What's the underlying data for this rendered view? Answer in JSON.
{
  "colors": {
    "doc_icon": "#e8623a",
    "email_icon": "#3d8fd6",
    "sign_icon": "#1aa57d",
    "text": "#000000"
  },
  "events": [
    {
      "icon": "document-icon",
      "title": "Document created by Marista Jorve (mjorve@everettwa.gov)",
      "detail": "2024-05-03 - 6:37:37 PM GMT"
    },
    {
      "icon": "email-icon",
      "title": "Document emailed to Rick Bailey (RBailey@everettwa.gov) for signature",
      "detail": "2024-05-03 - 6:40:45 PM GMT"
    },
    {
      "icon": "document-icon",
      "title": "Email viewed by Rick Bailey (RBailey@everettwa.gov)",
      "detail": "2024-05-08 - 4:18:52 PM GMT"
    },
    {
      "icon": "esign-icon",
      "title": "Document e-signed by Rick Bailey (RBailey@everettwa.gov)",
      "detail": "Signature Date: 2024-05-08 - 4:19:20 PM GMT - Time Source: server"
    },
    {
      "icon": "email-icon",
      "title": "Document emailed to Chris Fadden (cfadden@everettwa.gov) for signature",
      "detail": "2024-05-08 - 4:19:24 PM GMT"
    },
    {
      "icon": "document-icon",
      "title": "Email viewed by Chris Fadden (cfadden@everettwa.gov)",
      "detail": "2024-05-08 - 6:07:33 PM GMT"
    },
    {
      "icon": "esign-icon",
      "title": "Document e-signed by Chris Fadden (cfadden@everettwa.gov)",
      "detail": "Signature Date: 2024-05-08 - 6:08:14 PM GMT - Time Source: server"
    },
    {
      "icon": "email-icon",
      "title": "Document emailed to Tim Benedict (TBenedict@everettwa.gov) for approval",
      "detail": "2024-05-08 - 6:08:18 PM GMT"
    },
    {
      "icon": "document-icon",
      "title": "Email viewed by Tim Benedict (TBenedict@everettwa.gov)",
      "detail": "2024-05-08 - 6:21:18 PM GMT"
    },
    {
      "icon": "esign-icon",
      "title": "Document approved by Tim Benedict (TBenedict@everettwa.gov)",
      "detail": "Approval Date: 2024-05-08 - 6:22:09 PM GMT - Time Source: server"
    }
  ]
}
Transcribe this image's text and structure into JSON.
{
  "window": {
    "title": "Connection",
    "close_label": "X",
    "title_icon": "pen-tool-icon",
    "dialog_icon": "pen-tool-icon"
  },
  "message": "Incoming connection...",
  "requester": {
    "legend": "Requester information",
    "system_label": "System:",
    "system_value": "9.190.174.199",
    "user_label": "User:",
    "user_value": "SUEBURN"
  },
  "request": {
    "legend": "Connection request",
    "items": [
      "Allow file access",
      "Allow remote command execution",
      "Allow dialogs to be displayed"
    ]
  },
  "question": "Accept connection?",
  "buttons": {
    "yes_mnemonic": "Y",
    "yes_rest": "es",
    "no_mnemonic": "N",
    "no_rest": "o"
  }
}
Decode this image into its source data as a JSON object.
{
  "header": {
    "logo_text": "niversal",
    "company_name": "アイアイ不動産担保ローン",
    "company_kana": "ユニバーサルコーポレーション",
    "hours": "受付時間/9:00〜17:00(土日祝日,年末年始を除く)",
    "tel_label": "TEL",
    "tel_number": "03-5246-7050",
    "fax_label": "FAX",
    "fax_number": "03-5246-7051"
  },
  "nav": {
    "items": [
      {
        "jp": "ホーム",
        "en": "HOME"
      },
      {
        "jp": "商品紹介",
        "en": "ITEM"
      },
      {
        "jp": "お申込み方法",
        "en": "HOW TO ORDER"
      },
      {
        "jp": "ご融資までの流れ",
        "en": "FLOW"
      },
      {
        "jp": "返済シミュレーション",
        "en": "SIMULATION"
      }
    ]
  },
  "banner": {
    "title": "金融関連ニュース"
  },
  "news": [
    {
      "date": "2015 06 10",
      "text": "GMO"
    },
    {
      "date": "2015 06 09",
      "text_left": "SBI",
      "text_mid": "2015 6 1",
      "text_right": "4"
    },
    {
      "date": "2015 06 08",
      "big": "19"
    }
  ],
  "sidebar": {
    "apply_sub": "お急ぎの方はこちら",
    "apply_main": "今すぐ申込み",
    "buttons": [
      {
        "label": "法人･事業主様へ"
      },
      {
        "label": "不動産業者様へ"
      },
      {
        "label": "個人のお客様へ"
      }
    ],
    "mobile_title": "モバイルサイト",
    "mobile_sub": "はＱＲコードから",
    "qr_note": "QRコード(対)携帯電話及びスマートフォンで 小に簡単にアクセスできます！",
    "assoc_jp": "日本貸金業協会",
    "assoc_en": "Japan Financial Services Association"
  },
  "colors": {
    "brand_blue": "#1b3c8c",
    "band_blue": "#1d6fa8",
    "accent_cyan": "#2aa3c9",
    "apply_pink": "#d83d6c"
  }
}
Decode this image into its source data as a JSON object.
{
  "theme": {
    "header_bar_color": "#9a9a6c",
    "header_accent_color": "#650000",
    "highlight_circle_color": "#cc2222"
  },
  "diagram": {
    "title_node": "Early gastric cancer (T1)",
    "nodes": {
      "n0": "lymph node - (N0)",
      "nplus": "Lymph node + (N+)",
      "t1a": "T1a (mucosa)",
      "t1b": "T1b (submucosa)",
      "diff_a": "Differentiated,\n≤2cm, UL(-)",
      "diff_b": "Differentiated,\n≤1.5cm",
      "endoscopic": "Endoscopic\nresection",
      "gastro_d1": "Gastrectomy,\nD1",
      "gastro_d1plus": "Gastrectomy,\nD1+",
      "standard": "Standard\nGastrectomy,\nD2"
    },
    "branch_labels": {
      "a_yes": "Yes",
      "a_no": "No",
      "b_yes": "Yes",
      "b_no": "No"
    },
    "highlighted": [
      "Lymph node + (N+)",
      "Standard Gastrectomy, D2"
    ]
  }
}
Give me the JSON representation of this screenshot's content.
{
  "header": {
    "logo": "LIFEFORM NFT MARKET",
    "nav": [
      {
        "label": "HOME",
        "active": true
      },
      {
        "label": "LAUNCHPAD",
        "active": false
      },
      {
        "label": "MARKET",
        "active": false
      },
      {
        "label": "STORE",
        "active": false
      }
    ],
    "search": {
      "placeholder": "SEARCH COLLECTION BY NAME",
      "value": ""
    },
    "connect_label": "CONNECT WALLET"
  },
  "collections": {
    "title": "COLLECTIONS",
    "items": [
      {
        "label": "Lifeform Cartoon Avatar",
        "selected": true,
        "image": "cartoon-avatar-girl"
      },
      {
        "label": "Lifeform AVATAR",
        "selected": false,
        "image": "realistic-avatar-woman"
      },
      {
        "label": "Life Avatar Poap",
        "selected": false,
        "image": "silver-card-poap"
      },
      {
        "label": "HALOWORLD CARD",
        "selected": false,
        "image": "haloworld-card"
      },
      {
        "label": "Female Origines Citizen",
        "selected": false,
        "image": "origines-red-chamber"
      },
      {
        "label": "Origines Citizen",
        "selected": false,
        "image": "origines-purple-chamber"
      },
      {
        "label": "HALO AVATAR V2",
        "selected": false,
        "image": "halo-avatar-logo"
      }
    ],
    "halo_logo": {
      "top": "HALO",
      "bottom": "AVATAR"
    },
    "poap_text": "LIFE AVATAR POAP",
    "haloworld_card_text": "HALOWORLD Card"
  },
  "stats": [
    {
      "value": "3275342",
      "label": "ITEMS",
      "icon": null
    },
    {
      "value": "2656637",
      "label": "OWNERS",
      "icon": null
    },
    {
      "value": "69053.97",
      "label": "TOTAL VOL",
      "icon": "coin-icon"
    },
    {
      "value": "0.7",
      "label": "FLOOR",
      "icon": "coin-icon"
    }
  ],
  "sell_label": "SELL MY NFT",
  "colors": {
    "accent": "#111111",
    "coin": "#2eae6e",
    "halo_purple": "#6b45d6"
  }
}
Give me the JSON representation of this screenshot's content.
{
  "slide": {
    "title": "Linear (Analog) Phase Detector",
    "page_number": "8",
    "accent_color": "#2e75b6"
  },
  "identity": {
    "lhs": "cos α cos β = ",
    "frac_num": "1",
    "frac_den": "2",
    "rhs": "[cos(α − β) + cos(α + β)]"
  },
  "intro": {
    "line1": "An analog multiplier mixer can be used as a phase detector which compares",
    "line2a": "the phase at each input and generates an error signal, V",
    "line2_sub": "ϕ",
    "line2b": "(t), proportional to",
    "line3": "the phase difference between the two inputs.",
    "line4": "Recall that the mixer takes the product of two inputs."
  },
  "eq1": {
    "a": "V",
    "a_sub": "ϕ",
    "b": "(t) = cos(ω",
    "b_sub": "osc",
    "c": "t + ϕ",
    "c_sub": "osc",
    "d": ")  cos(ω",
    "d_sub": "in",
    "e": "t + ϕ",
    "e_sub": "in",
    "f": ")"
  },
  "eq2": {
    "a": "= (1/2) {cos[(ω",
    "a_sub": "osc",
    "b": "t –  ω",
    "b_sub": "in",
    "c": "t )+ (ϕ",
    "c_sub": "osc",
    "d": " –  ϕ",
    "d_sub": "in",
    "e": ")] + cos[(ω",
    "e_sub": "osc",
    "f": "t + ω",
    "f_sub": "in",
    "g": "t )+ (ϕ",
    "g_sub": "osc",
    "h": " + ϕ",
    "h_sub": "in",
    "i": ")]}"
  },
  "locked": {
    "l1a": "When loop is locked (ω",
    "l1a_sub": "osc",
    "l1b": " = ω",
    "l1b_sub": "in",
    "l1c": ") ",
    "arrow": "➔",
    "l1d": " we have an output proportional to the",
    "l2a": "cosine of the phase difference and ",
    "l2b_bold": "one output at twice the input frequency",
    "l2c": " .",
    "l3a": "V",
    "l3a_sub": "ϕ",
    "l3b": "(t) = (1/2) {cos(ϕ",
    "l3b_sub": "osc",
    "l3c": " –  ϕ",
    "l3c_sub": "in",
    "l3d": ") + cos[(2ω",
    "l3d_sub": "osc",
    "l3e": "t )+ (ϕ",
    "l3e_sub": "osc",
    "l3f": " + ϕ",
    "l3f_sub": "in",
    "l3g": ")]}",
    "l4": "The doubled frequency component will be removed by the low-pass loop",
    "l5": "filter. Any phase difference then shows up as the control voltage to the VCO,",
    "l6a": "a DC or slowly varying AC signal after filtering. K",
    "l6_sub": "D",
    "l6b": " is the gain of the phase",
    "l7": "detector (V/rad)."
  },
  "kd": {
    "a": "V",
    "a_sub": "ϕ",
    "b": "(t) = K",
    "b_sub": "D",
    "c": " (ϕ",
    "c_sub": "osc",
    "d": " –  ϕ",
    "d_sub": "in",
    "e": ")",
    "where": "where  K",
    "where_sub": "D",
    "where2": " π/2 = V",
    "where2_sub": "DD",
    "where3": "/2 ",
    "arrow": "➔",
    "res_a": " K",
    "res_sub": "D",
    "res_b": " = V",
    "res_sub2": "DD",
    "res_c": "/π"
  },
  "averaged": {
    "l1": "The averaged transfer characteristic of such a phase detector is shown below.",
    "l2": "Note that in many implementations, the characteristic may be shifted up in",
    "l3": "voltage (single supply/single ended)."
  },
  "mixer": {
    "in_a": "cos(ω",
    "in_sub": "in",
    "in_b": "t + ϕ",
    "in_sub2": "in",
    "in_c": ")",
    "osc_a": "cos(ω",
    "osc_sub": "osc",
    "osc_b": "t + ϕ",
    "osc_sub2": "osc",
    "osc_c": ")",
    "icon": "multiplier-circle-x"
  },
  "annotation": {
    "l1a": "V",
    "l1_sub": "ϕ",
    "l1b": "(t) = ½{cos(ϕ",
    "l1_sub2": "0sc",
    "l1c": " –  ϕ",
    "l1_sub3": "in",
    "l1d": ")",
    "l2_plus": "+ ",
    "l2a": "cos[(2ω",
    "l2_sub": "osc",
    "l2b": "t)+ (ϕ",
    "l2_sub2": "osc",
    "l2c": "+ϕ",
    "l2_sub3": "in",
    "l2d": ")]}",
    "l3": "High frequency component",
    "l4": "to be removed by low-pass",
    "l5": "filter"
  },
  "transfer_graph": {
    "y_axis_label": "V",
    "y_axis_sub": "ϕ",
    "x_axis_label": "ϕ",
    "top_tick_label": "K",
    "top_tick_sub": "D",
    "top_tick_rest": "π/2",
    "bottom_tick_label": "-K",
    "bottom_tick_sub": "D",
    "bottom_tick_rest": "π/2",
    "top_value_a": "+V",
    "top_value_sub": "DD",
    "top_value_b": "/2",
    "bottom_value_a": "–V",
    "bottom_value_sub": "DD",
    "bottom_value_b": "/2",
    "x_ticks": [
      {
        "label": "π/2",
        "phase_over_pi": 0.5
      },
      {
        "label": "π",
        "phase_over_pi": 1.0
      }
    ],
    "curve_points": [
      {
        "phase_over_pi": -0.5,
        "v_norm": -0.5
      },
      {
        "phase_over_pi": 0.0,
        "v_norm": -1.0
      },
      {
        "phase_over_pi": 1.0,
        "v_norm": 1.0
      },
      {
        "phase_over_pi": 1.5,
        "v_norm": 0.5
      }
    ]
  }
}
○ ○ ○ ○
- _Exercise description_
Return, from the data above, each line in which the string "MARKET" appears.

- _Result_
    "logo": "LIFEFORM NFT MARKET",
        "label": "MARKET",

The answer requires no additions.